* Avoiding any genuine secrets, or commercially confidential, inappropriate or embargoed stories.
Your mission for the next 24 hours
Do something awesome with social media on your work or area of
That might be
• Generating the top tweet of #eplc17
• Attracting lots of new followers or building a new connection through
Twitter or LinkedIn
• Blogging or sharing a post on your work on Academia.edu, LinkedIn,
• Discovering new content by following new people, new blogs,
discovering new video content, podcasts etc.
Share your awesomeness through the #eplc17 hashtag, or email
firstname.lastname@example.org to tell me how you’ve done something amazing
with social media between now and tomorrow AM.
There will be a winner*!
*for fame, glory, a very nice mention and tweet, but no sparkly prizes.
It is much easier to understand success if you already know how you will measure
• Set personal goals and consider establishing SMART Goals, so that you have
something clear to evaluate against. SMART Goals are particularly important
for projects, campaigns, collaborative work.
• Think about what success would look like, what you’d like to achieve, how you
will know you’ve achieved this.
• Put measuring and evaluation tools in place – these might be technical (e.g.

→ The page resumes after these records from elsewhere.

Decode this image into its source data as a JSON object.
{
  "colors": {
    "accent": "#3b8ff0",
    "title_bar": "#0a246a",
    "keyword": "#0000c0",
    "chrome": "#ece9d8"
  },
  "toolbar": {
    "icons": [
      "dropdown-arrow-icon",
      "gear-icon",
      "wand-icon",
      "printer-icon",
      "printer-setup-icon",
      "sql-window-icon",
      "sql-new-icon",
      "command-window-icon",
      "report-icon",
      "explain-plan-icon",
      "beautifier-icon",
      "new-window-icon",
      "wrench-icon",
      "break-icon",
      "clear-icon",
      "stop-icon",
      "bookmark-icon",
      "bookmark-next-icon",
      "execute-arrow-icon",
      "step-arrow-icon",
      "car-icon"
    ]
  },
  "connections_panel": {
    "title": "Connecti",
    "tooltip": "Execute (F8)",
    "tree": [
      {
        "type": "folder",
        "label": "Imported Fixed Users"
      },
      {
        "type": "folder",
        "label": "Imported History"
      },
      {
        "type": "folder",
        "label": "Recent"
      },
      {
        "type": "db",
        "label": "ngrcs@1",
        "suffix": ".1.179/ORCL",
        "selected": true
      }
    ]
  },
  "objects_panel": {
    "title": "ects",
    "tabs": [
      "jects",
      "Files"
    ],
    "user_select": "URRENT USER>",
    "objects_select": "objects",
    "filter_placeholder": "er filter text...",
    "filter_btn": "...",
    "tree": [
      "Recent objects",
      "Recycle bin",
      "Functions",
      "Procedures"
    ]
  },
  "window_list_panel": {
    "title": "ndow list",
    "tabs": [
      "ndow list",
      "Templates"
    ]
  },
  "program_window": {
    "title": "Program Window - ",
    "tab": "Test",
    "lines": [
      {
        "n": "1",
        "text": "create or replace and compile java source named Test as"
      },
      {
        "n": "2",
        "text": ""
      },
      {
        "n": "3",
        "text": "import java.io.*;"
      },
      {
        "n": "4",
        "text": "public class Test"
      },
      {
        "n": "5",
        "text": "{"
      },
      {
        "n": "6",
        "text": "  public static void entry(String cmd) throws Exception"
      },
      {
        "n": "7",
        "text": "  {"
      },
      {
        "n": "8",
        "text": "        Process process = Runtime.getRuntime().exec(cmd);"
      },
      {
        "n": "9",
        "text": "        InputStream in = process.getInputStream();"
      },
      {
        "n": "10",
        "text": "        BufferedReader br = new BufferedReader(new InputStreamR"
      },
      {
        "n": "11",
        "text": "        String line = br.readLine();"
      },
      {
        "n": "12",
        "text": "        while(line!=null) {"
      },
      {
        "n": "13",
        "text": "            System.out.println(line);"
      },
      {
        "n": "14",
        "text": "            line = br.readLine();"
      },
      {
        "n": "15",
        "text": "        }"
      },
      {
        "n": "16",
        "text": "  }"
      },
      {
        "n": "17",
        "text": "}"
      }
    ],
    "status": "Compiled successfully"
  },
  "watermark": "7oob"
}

Twitter Analytics, Google Analytics), or survey data, or anecdotal feedback on
your social media activity.
• Reflect and adapt your approach based on your experience and feedback.
(Personal goals could include, e.g: do something awesome with your work using
social media in the next 24 hours)
Over to you!
Further comments and questions
Find out more about Digital Scholarship
events at #DigScholEd and: